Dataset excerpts
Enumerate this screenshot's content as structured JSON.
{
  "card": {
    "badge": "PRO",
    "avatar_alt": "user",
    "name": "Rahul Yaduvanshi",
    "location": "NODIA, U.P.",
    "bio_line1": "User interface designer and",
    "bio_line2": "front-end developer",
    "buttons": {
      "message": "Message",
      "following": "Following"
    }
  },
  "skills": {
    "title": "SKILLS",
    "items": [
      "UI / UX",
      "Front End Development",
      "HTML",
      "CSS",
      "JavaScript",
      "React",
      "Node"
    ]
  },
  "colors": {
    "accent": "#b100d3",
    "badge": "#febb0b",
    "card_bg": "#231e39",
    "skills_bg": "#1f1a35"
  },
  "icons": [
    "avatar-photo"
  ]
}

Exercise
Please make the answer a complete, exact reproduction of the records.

Task output
Enumerate this screenshot's content as structured JSON.
{
  "card": {
    "badge": "PRO",
    "avatar_alt": "user",
    "name": "Rahul Yaduvanshi",
    "location": "NODIA, U.P.",
    "bio_line1": "User interface designer and",
    "bio_line2": "front-end developer",
    "buttons": {
      "message": "Message",
      "following": "Following"
    }
  },
  "skills": {
    "title": "SKILLS",
    "items": [
      "UI / UX",
      "Front End Development",
      "HTML",
      "CSS",
      "JavaScript",
      "React",
      "Node"
    ]
  },
  "colors": {
    "accent": "#b100d3",
    "badge": "#febb0b",
    "card_bg": "#231e39",
    "skills_bg": "#1f1a35"
  },
  "icons": [
    "avatar-photo"
  ]
}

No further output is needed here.